This output shaft enters into the external gearbox. It then spins a gear train inside the gearbox which eventually turns drive shafts. These are the drive shafts between the engine core and external gearbox, and were mentioned in the 5th photo.
These drive shafts transmit torque to one of the spools in the engine which causes it to spin. This spinning spool will induce airflow through the core of the engine which will impinge on the compressor and turbine blades of the spools not driven by the starter. This airflow will eventually cause all the spools to spin.
Once a high enough "motoring" RPM is reached by each of the spools, fuel and ignition can be provided to fire up the engine.

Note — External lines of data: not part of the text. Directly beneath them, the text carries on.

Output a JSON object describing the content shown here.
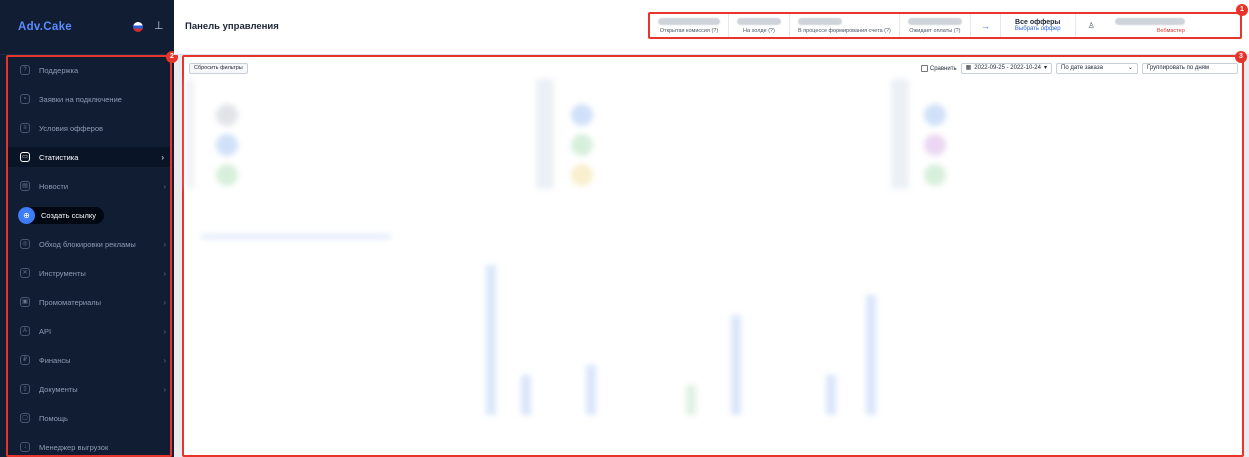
{
  "app": {
    "logo": "Adv.Cake"
  },
  "header": {
    "title": "Панель управления",
    "stats": [
      {
        "label": "Открытая комиссия (?)"
      },
      {
        "label": "На холде (?)"
      },
      {
        "label": "В процессе формирования счета (?)"
      },
      {
        "label": "Ожидает оплаты (?)"
      }
    ],
    "offer_title": "Все офферы",
    "offer_link": "Выбрать оффер",
    "user_role": "Вебмастер",
    "arrow": "→"
  },
  "sidebar": {
    "items": [
      {
        "label": "Поддержка",
        "icon": "help-icon"
      },
      {
        "label": "Заявки на подключение",
        "icon": "users-icon"
      },
      {
        "label": "Условия офферов",
        "icon": "document-icon"
      },
      {
        "label": "Статистика",
        "icon": "chart-icon",
        "active": true
      },
      {
        "label": "Новости",
        "icon": "news-icon"
      },
      {
        "label": "Обход блокировки рекламы",
        "icon": "shield-icon"
      },
      {
        "label": "Инструменты",
        "icon": "tools-icon"
      },
      {
        "label": "Промоматериалы",
        "icon": "gift-icon"
      },
      {
        "label": "API",
        "icon": "api-icon"
      },
      {
        "label": "Финансы",
        "icon": "coin-icon"
      },
      {
        "label": "Документы",
        "icon": "file-icon"
      },
      {
        "label": "Помощь",
        "icon": "chat-icon"
      },
      {
        "label": "Менеджер выгрузок",
        "icon": "download-icon"
      }
    ],
    "cta": "Создать ссылку"
  },
  "filters": {
    "reset": "Сбросить фильтры",
    "compare": "Сравнить",
    "date_range": "2022-09-25 - 2022-10-24",
    "date_type": "По дате заказа",
    "grouping": "Группировать по дням"
  },
  "badges": {
    "b1": "1",
    "b2": "2",
    "b3": "3"
  },
  "colors": {
    "accent": "#2f66e0",
    "sidebar_bg": "#111d33",
    "highlight": "#e8352b"
  }
}
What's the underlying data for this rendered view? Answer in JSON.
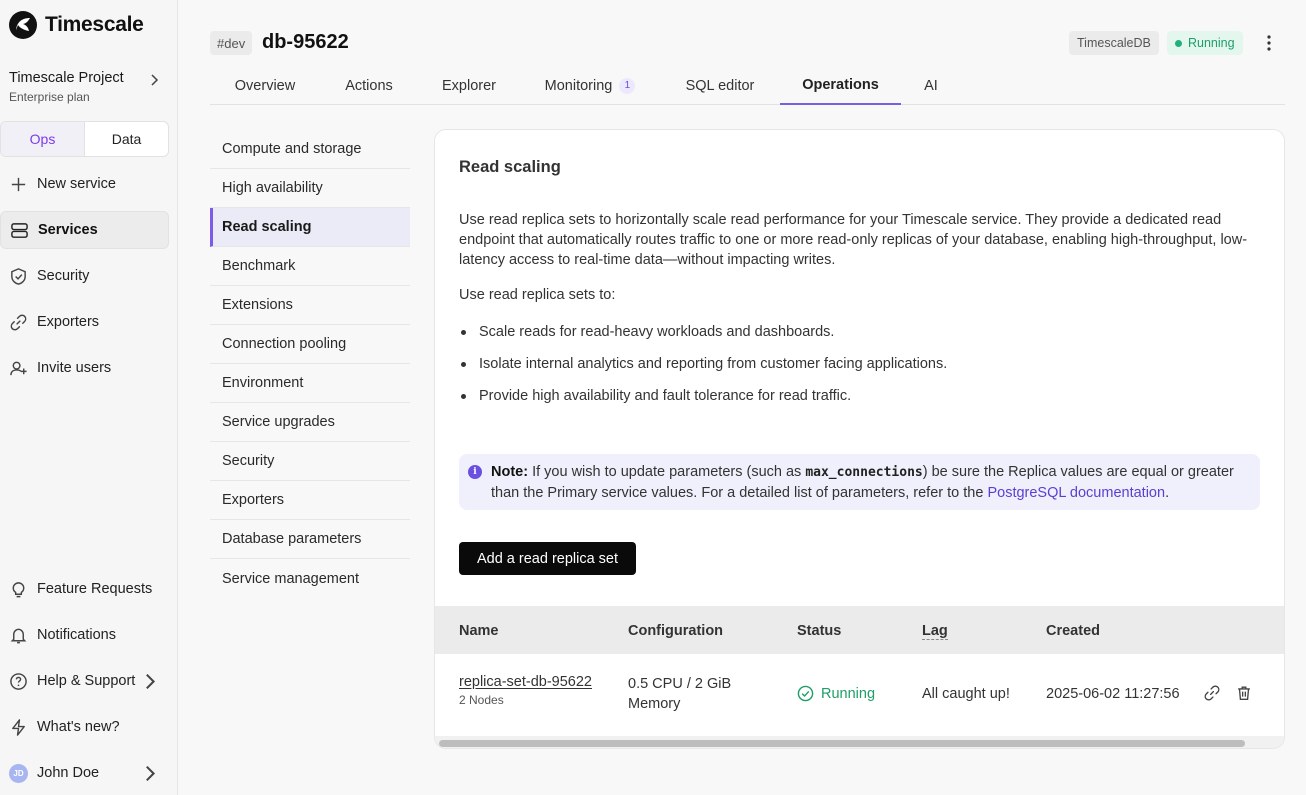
{
  "app": {
    "brand": "Timescale"
  },
  "project": {
    "name": "Timescale Project",
    "plan": "Enterprise plan"
  },
  "mode_toggle": {
    "options": [
      "Ops",
      "Data"
    ],
    "selected": "Ops"
  },
  "sidebar": {
    "top_items": [
      {
        "label": "New service",
        "icon": "plus-icon"
      },
      {
        "label": "Services",
        "icon": "server-icon",
        "active": true
      },
      {
        "label": "Security",
        "icon": "shield-check-icon"
      },
      {
        "label": "Exporters",
        "icon": "link-icon"
      },
      {
        "label": "Invite users",
        "icon": "user-plus-icon"
      }
    ],
    "bottom_items": [
      {
        "label": "Feature Requests",
        "icon": "lightbulb-icon"
      },
      {
        "label": "Notifications",
        "icon": "bell-icon"
      },
      {
        "label": "Help & Support",
        "icon": "help-circle-icon"
      },
      {
        "label": "What's new?",
        "icon": "zap-icon"
      }
    ],
    "user": {
      "name": "John Doe",
      "initials": "JD"
    }
  },
  "header": {
    "env": "#dev",
    "service_name": "db-95622",
    "type_badge": "TimescaleDB",
    "status": "Running",
    "tabs": [
      {
        "label": "Overview"
      },
      {
        "label": "Actions"
      },
      {
        "label": "Explorer"
      },
      {
        "label": "Monitoring",
        "count": "1"
      },
      {
        "label": "SQL editor"
      },
      {
        "label": "Operations",
        "active": true
      },
      {
        "label": "AI"
      }
    ]
  },
  "subnav": {
    "items": [
      "Compute and storage",
      "High availability",
      "Read scaling",
      "Benchmark",
      "Extensions",
      "Connection pooling",
      "Environment",
      "Service upgrades",
      "Security",
      "Exporters",
      "Database parameters",
      "Service management"
    ],
    "active": "Read scaling"
  },
  "card": {
    "title": "Read scaling",
    "description": "Use read replica sets to horizontally scale read performance for your Timescale service. They provide a dedicated read endpoint that automatically routes traffic to one or more read-only replicas of your database, enabling high-throughput, low-latency access to real-time data—without impacting writes.",
    "intro": "Use read replica sets to:",
    "bullets": [
      "Scale reads for read-heavy workloads and dashboards.",
      "Isolate internal analytics and reporting from customer facing applications.",
      "Provide high availability and fault tolerance for read traffic."
    ],
    "note": {
      "label": "Note:",
      "text_before": "If you wish to update parameters (such as",
      "code": "max_connections",
      "text_after": ") be sure the Replica values are equal or greater than the Primary service values. For a detailed list of parameters, refer to the",
      "link": "PostgreSQL documentation",
      "end": "."
    },
    "add_button": "Add a read replica set"
  },
  "table": {
    "headers": [
      "Name",
      "Configuration",
      "Status",
      "Lag",
      "Created"
    ],
    "rows": [
      {
        "name": "replica-set-db-95622",
        "nodes": "2 Nodes",
        "config_line1": "0.5 CPU / 2 GiB",
        "config_line2": "Memory",
        "status": "Running",
        "lag": "All caught up!",
        "created": "2025-06-02 11:27:56"
      }
    ]
  },
  "colors": {
    "accent": "#7c5ce6",
    "success": "#1f9d6a",
    "primary_button": "#0a0a0a"
  }
}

The IDG is so named because on modern jetliners, the drive section is integrated with the generator section; with this arrangement constituting a single device. Earlier jetliners often had these items as separate devices, with the generator piggy-backed on to the drive section.
Modern aircraft electrical systems require the generator to deliver electric current with a certain, constant frequency. This is a difficult chore as the engines that drive the generators operate at many different speeds.
This is where the drive section comes in, the drive section delivers a constant output RPM to the generator no matter what the RPM of the input from the engine is. ( In reality of course, the output will vary within a narrow band, and the range of engine RPM inputs are from ground idle to maximum power ).
The drive section is basically two hydraulic pumps back to back. One is a tilting swash-plate design similar to the hydraulic pump discussed in photo 7. The other pump is also a swash-plate design, but the tilt of the swash-plate is fixed at some intermediate angle.
IIRC, the tilt-able pump is connected to the engine, whilst the fixed pump is connected to the generator, with a fluid circuit between the two pumps. The tilt-able pump adjusts itself via the tilt of the swash-plate, such that the flow rate of fluid it delivers to the fixed pump is just enough to spin the generator at the correct constant RPM.
Imagine an airliner on the runway waiting to take off. Its engines are at ground idle. The tilt-able pump would be at maximum tilt so as to deliver maximum fluid flow to the fixed pump. This would act as a gearing up mechanism to make up for the slow RPM of the engine.
When the pilot slams the throttle to maximum RPM, the swash plate of the tilt-able pump will reduce it's tilt to reduce the fluid flow to the fixed pump driving the generator.
At maximum engine RPM, the tilt of the swash plate of the tilt-able pump will be quite small, and thus, the engine driven pump will be delivering a relatively small flow rate of fluid to the fixed pump driving the generator. This would act as a gearing down mechanism to make up for the fast RPM of the engine.
If the system is designed and developed correctly, the engine driven pump will adjust itself in such a manner that the generator RPM will remain relatively constant even during the quick transition period from ground idle to take off power.
Well A.netters, that's it, I'm spent. Don't take what I just posted as gospel for the Trent 700, as I have very limited experience with this engine type. Most of my post is with respect to generic descriptions and my much greater experience with other engine types. I have also taken many liberties in my explanations. Nonetheless, most of it should apply in a broad sense to the T-700.
P.S. I'm having a hard time reconciling the beautifully graceful exterior of the T-700 with the warts and all innards. Surely a case of beauty being skin deep?
[Edited 2006-10-27 19:53:23]